* **Problem to work on**
Where the data below shows a picture, leave that picture out and copy the rest exactly.

┄┄┄┄┄┄┄┄┄┄┄┄┄┄┄┄┄┄┄┄

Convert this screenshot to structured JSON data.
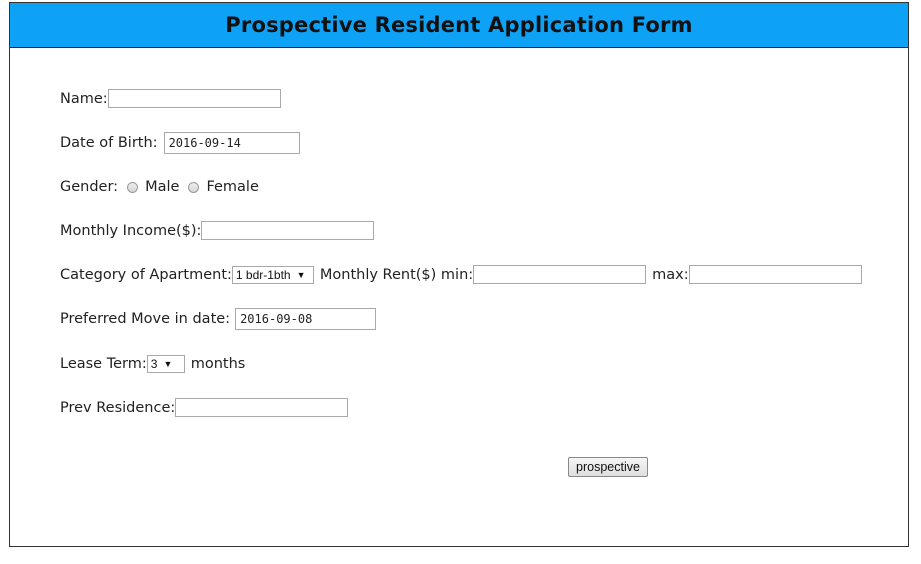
{
  "form": {
    "title": "Prospective Resident Application Form",
    "name_label": "Name:",
    "name_value": "",
    "dob_label": "Date of Birth:",
    "dob_value": "2016-09-14",
    "gender_label": "Gender:",
    "gender_male": "Male",
    "gender_female": "Female",
    "income_label": "Monthly Income($):",
    "income_value": "",
    "category_label": "Category of Apartment:",
    "category_selected": "1 bdr-1bth",
    "rent_label": "Monthly Rent($) min:",
    "rent_min_value": "",
    "rent_max_label": "max:",
    "rent_max_value": "",
    "move_label": "Preferred Move in date:",
    "move_value": "2016-09-08",
    "lease_label": "Lease Term:",
    "lease_selected": "3",
    "lease_unit": "months",
    "prev_label": "Prev Residence:",
    "prev_value": "",
    "submit_label": "prospective"
  },
  "colors": {
    "header_bg": "#0da2f5"
  }
}
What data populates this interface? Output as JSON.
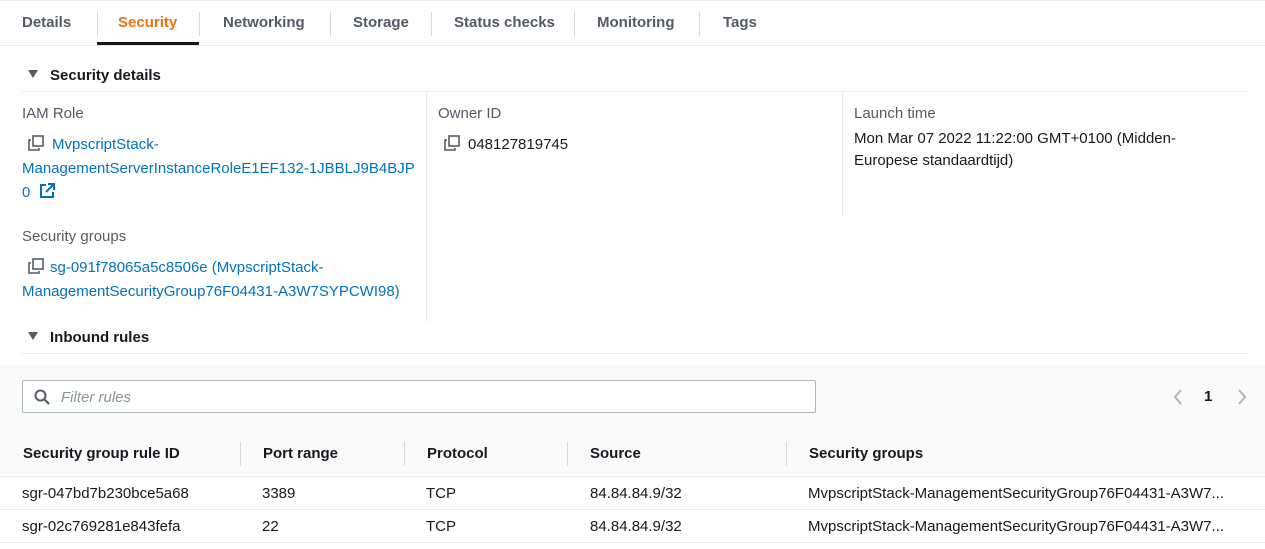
{
  "tabs": [
    {
      "label": "Details"
    },
    {
      "label": "Security"
    },
    {
      "label": "Networking"
    },
    {
      "label": "Storage"
    },
    {
      "label": "Status checks"
    },
    {
      "label": "Monitoring"
    },
    {
      "label": "Tags"
    }
  ],
  "active_tab": "Security",
  "security_details": {
    "title": "Security details",
    "iam_role_label": "IAM Role",
    "iam_role_line1": "MvpscriptStack-",
    "iam_role_line2": "ManagementServerInstanceRoleE1EF132-1JBBLJ9B4BJP",
    "iam_role_line3": "0",
    "owner_id_label": "Owner ID",
    "owner_id_value": "048127819745",
    "launch_time_label": "Launch time",
    "launch_time_line1": "Mon Mar 07 2022 11:22:00 GMT+0100 (Midden-",
    "launch_time_line2": "Europese standaardtijd)",
    "security_groups_label": "Security groups",
    "security_groups_line1": "sg-091f78065a5c8506e (MvpscriptStack-",
    "security_groups_line2": "ManagementSecurityGroup76F04431-A3W7SYPCWI98)"
  },
  "inbound_rules": {
    "title": "Inbound rules",
    "filter_placeholder": "Filter rules",
    "page": "1",
    "columns": [
      "Security group rule ID",
      "Port range",
      "Protocol",
      "Source",
      "Security groups"
    ],
    "rows": [
      {
        "rule_id": "sgr-047bd7b230bce5a68",
        "port_range": "3389",
        "protocol": "TCP",
        "source": "84.84.84.9/32",
        "security_groups": "MvpscriptStack-ManagementSecurityGroup76F04431-A3W7..."
      },
      {
        "rule_id": "sgr-02c769281e843fefa",
        "port_range": "22",
        "protocol": "TCP",
        "source": "84.84.84.9/32",
        "security_groups": "MvpscriptStack-ManagementSecurityGroup76F04431-A3W7..."
      }
    ]
  },
  "icons": {
    "copy": "copy-icon",
    "external_link": "external-link-icon",
    "search": "search-icon",
    "caret": "caret-down-icon",
    "prev": "chevron-left-icon",
    "next": "chevron-right-icon"
  },
  "colors": {
    "active_tab": "#ec7211",
    "link": "#0073bb",
    "text": "#16191f",
    "muted": "#545b64"
  }
}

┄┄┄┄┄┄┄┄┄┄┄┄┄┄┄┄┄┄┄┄

* **Exercise output**
Convert this screenshot to structured JSON data.
{
  "form": {
    "title": "Prospective Resident Application Form",
    "name_label": "Name:",
    "name_value": "",
    "dob_label": "Date of Birth:",
    "dob_value": "2016-09-14",
    "gender_label": "Gender:",
    "gender_male": "Male",
    "gender_female": "Female",
    "income_label": "Monthly Income($):",
    "income_value": "",
    "category_label": "Category of Apartment:",
    "category_selected": "1 bdr-1bth",
    "rent_label": "Monthly Rent($) min:",
    "rent_min_value": "",
    "rent_max_label": "max:",
    "rent_max_value": "",
    "move_label": "Preferred Move in date:",
    "move_value": "2016-09-08",
    "lease_label": "Lease Term:",
    "lease_selected": "3",
    "lease_unit": "months",
    "prev_label": "Prev Residence:",
    "prev_value": "",
    "submit_label": "prospective"
  },
  "colors": {
    "header_bg": "#0da2f5"
  }
}
What data populates this interface? Output as JSON.
{
  "tabs": [
    {
      "label": "Details"
    },
    {
      "label": "Security"
    },
    {
      "label": "Networking"
    },
    {
      "label": "Storage"
    },
    {
      "label": "Status checks"
    },
    {
      "label": "Monitoring"
    },
    {
      "label": "Tags"
    }
  ],
  "active_tab": "Security",
  "security_details": {
    "title": "Security details",
    "iam_role_label": "IAM Role",
    "iam_role_line1": "MvpscriptStack-",
    "iam_role_line2": "ManagementServerInstanceRoleE1EF132-1JBBLJ9B4BJP",
    "iam_role_line3": "0",
    "owner_id_label": "Owner ID",
    "owner_id_value": "048127819745",
    "launch_time_label": "Launch time",
    "launch_time_line1": "Mon Mar 07 2022 11:22:00 GMT+0100 (Midden-",
    "launch_time_line2": "Europese standaardtijd)",
    "security_groups_label": "Security groups",
    "security_groups_line1": "sg-091f78065a5c8506e (MvpscriptStack-",
    "security_groups_line2": "ManagementSecurityGroup76F04431-A3W7SYPCWI98)"
  },
  "inbound_rules": {
    "title": "Inbound rules",
    "filter_placeholder": "Filter rules",
    "page": "1",
    "columns": [
      "Security group rule ID",
      "Port range",
      "Protocol",
      "Source",
      "Security groups"
    ],
    "rows": [
      {
        "rule_id": "sgr-047bd7b230bce5a68",
        "port_range": "3389",
        "protocol": "TCP",
        "source": "84.84.84.9/32",
        "security_groups": "MvpscriptStack-ManagementSecurityGroup76F04431-A3W7..."
      },
      {
        "rule_id": "sgr-02c769281e843fefa",
        "port_range": "22",
        "protocol": "TCP",
        "source": "84.84.84.9/32",
        "security_groups": "MvpscriptStack-ManagementSecurityGroup76F04431-A3W7..."
      }
    ]
  },
  "icons": {
    "copy": "copy-icon",
    "external_link": "external-link-icon",
    "search": "search-icon",
    "caret": "caret-down-icon",
    "prev": "chevron-left-icon",
    "next": "chevron-right-icon"
  },
  "colors": {
    "active_tab": "#ec7211",
    "link": "#0073bb",
    "text": "#16191f",
    "muted": "#545b64"
  }
}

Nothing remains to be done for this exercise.